What can I say but, I love wobbly out-of-tune instruments and spastic percussion. This may be the mark of a degenerate musical sensibility, but it's true. Also, by the way, that magic-markered cover says "Sykes," not "Dykes." And the tykes were from Connecticut.
Believers: Gospel Ship (Susquehanna Sound Productions, 197?) LP
Now here's an album which looks like it should be atrocious, but that is actually pretty good. The track I've given you is, in fact, quite wonderful, and, with its odd, dissonant, and stretched-out harmonies, would fit in nicely with any higher-key folk psych tune you'd care to name. These Believers, who would appear to be a family group, were from Chincoteague, VA.
Tim Mills: Clown Music (Rite Record Productions, 1973?) LP
Let's finish up the musical portion of this week's proceedings with one of the most depressive albums I've ever heard. Though his music seems rooted in shown tune/piano bar stylings, this Indianapolis piano man favors really sour harmonies and rather desperate vocalizing.
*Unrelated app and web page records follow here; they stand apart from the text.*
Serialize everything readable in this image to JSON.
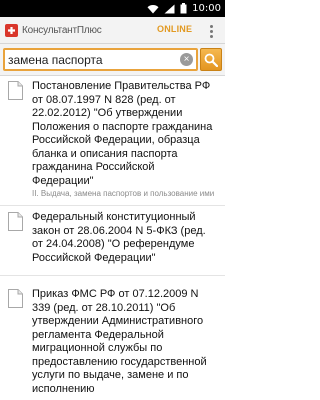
{
  "status_bar": {
    "time": "10:00"
  },
  "app_bar": {
    "logo_text": "КонсультантПлюс",
    "mode": "ONLINE"
  },
  "search": {
    "query": "замена паспорта",
    "placeholder": ""
  },
  "results": [
    {
      "title": "Постановление Правительства РФ от 08.07.1997 N 828 (ред. от 22.02.2012) \"Об утверждении Положения о паспорте гражданина Российской Федерации, образца бланка и описания паспорта гражданина Российской Федерации\"",
      "snippet": "II. Выдача, замена паспортов и пользование ими"
    },
    {
      "title": "Федеральный конституционный закон от 28.06.2004 N 5-ФКЗ (ред. от 24.04.2008) \"О референдуме Российской Федерации\"",
      "snippet": ""
    },
    {
      "title": "Приказ ФМС РФ от 07.12.2009 N 339 (ред. от 28.10.2011) \"Об утверждении Административного регламента Федеральной миграционной службы по предоставлению государственной услуги по выдаче, замене и по исполнению",
      "snippet": ""
    }
  ],
  "colors": {
    "accent": "#e9a33c",
    "online": "#e29a23"
  }
}
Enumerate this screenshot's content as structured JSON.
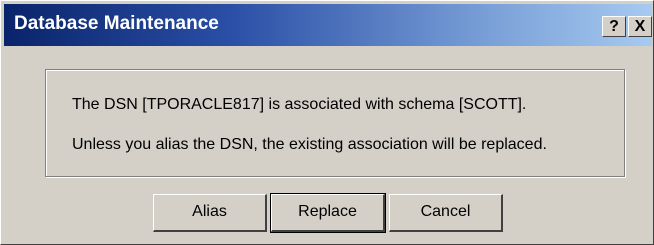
{
  "window": {
    "title": "Database Maintenance",
    "help_label": "?",
    "close_label": "X"
  },
  "message": {
    "line1": "The DSN [TPORACLE817] is associated with schema [SCOTT].",
    "line2": "Unless you alias the DSN, the existing association will be replaced."
  },
  "buttons": {
    "alias": "Alias",
    "replace": "Replace",
    "cancel": "Cancel"
  }
}
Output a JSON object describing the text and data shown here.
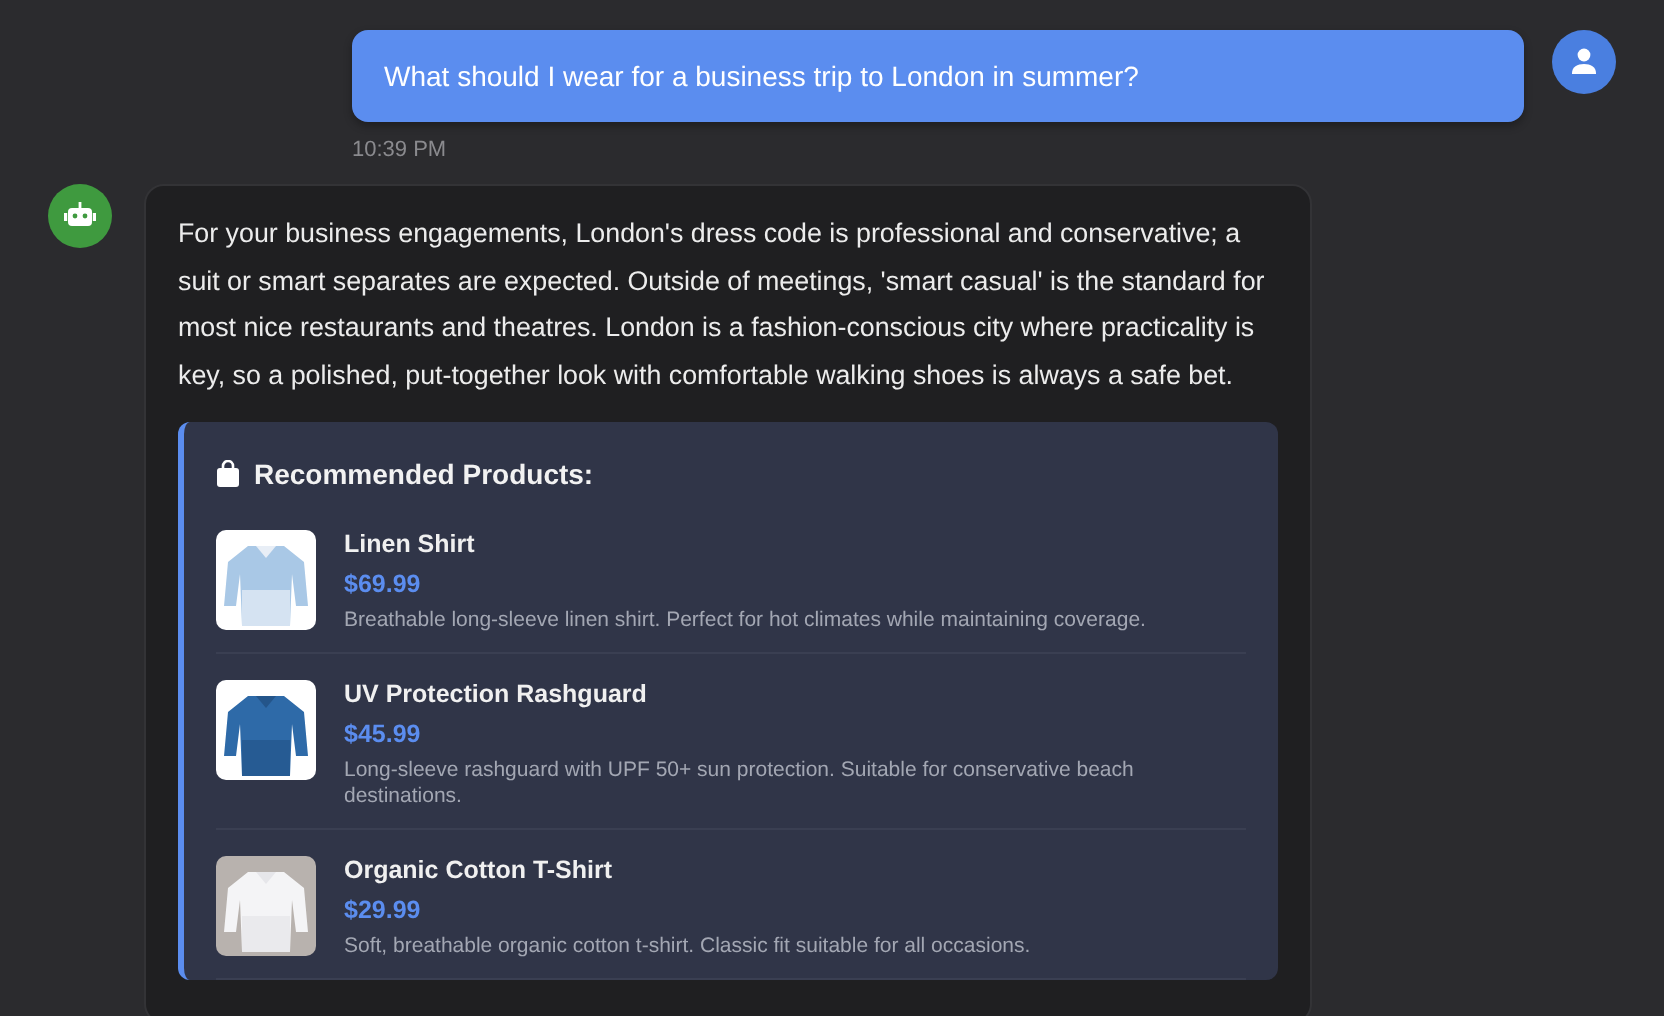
{
  "user_message": {
    "text": "What should I wear for a business trip to London in summer?",
    "time": "10:39 PM"
  },
  "bot_message": {
    "text": "For your business engagements, London's dress code is professional and conservative; a suit or smart separates are expected. Outside of meetings, 'smart casual' is the standard for most nice restaurants and theatres. London is a fashion-conscious city where practicality is key, so a polished, put-together look with comfortable walking shoes is always a safe bet.",
    "products": {
      "title": "Recommended Products:",
      "items": [
        {
          "name": "Linen Shirt",
          "price": "$69.99",
          "description": "Breathable long-sleeve linen shirt. Perfect for hot climates while maintaining coverage."
        },
        {
          "name": "UV Protection Rashguard",
          "price": "$45.99",
          "description": "Long-sleeve rashguard with UPF 50+ sun protection. Suitable for conservative beach destinations."
        },
        {
          "name": "Organic Cotton T-Shirt",
          "price": "$29.99",
          "description": "Soft, breathable organic cotton t-shirt. Classic fit suitable for all occasions."
        }
      ]
    }
  }
}
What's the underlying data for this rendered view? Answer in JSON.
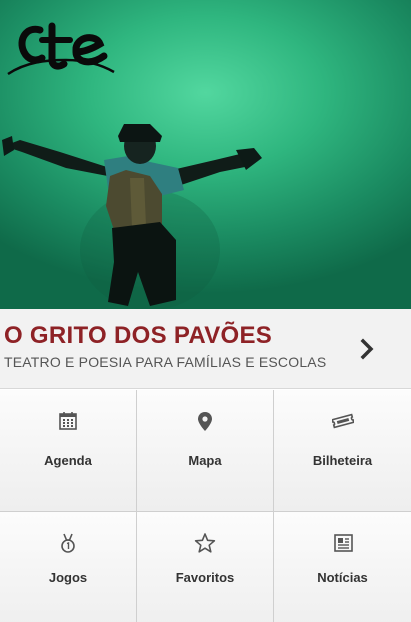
{
  "hero": {
    "logo_text": "cte",
    "image_icon": "performer-photo"
  },
  "event": {
    "title": "O GRITO DOS PAVÕES",
    "subtitle": "TEATRO E POESIA PARA FAMÍLIAS E ESCOLAS",
    "chevron_icon": "chevron-right-icon"
  },
  "menu": {
    "items": [
      {
        "label": "Agenda",
        "icon": "calendar-icon"
      },
      {
        "label": "Mapa",
        "icon": "map-pin-icon"
      },
      {
        "label": "Bilheteira",
        "icon": "ticket-icon"
      },
      {
        "label": "Jogos",
        "icon": "medal-icon"
      },
      {
        "label": "Favoritos",
        "icon": "star-icon"
      },
      {
        "label": "Notícias",
        "icon": "newspaper-icon"
      }
    ]
  },
  "colors": {
    "title": "#8e2226",
    "hero_green": "#2fb67f"
  }
}
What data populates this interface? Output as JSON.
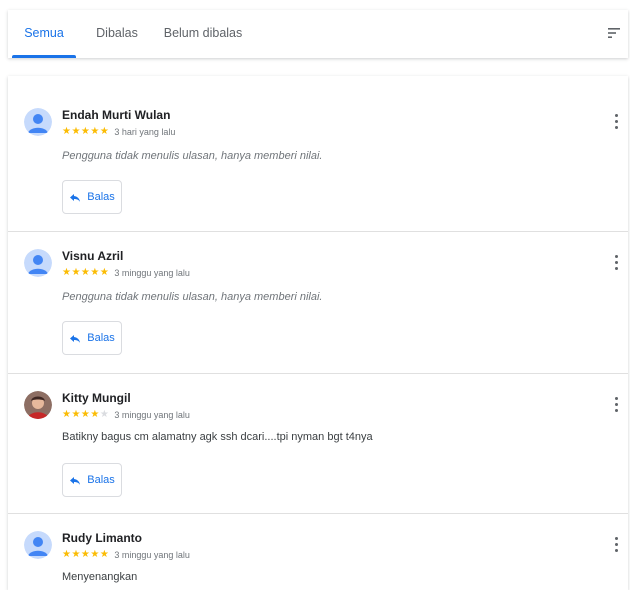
{
  "tabs": [
    {
      "label": "Semua",
      "active": true
    },
    {
      "label": "Dibalas",
      "active": false
    },
    {
      "label": "Belum dibalas",
      "active": false
    }
  ],
  "filter_icon": "filter-list-icon",
  "reply_label": "Balas",
  "reviews": [
    {
      "name": "Endah Murti Wulan",
      "rating": 5,
      "time": "3 hari yang lalu",
      "text": "Pengguna tidak menulis ulasan, hanya memberi nilai.",
      "italic": true,
      "avatar": "default-avatar-icon"
    },
    {
      "name": "Visnu Azril",
      "rating": 5,
      "time": "3 minggu yang lalu",
      "text": "Pengguna tidak menulis ulasan, hanya memberi nilai.",
      "italic": true,
      "avatar": "default-avatar-icon"
    },
    {
      "name": "Kitty Mungil",
      "rating": 4,
      "time": "3 minggu yang lalu",
      "text": "Batikny bagus cm alamatny agk ssh dcari....tpi nyman bgt t4nya",
      "italic": false,
      "avatar": "photo-avatar"
    },
    {
      "name": "Rudy Limanto",
      "rating": 5,
      "time": "3 minggu yang lalu",
      "text": "Menyenangkan",
      "italic": false,
      "avatar": "default-avatar-icon"
    }
  ],
  "colors": {
    "accent": "#1a73e8",
    "star": "#fbbc04",
    "avatar_bg": "#c6dafc",
    "avatar_fg": "#4285f4"
  }
}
Despite its off-key awkwardness, the piece I've chosen seems weirdly imposing, and more than a little unsettling.
And now it's time for some pictures, gathered from hither and yon:
Barclay Allen's Rhythm Four: Intimate Music (Electrone Record Co., 195?) LP
Kenneth C. Kittinger, Ph.D.: News: A Discovery of The Mind Presented to the World (International University Trust, 196?) LP
Erika Kempe-Wiegand: Der Trotzkopf (Europa, 1971) LP
Robert Malaga: Ikaw Ang Buhay (Villar Records, 1977?) LP
Frl. Menke: Frl. Menke (Polydor, 1982) LP
Laura & Rollie: Goldman Hits 40 (no label, 198?) LP
Photo: Marilyn Goldman
Bittersweet: A Feeling You Can't Hide (Serenity Records, 1977) LP
That's it for this time -- see you in two weeks.